### Work instructions
The data below calls for an exact copy.

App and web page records

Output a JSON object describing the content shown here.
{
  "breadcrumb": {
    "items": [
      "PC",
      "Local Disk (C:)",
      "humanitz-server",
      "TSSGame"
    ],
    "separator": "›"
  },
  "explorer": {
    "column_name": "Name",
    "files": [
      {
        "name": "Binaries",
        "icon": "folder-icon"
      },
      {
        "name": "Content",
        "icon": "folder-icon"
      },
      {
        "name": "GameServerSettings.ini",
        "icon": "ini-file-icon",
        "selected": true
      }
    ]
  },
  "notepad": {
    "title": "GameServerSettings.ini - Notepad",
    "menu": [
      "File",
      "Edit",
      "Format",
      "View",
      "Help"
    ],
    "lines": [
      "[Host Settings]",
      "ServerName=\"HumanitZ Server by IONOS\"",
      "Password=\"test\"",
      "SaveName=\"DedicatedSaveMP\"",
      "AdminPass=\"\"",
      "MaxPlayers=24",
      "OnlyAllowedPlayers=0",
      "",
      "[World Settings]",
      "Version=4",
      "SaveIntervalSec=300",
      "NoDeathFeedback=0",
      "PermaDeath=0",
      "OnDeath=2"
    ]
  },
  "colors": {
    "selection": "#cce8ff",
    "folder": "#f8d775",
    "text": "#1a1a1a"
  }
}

### Your solution
Output a JSON object describing the content shown here.
{
  "breadcrumb": {
    "items": [
      "PC",
      "Local Disk (C:)",
      "humanitz-server",
      "TSSGame"
    ],
    "separator": "›"
  },
  "explorer": {
    "column_name": "Name",
    "files": [
      {
        "name": "Binaries",
        "icon": "folder-icon"
      },
      {
        "name": "Content",
        "icon": "folder-icon"
      },
      {
        "name": "GameServerSettings.ini",
        "icon": "ini-file-icon",
        "selected": true
      }
    ]
  },
  "notepad": {
    "title": "GameServerSettings.ini - Notepad",
    "menu": [
      "File",
      "Edit",
      "Format",
      "View",
      "Help"
    ],
    "lines": [
      "[Host Settings]",
      "ServerName=\"HumanitZ Server by IONOS\"",
      "Password=\"test\"",
      "SaveName=\"DedicatedSaveMP\"",
      "AdminPass=\"\"",
      "MaxPlayers=24",
      "OnlyAllowedPlayers=0",
      "",
      "[World Settings]",
      "Version=4",
      "SaveIntervalSec=300",
      "NoDeathFeedback=0",
      "PermaDeath=0",
      "OnDeath=2"
    ]
  },
  "colors": {
    "selection": "#cce8ff",
    "folder": "#f8d775",
    "text": "#1a1a1a"
  }
}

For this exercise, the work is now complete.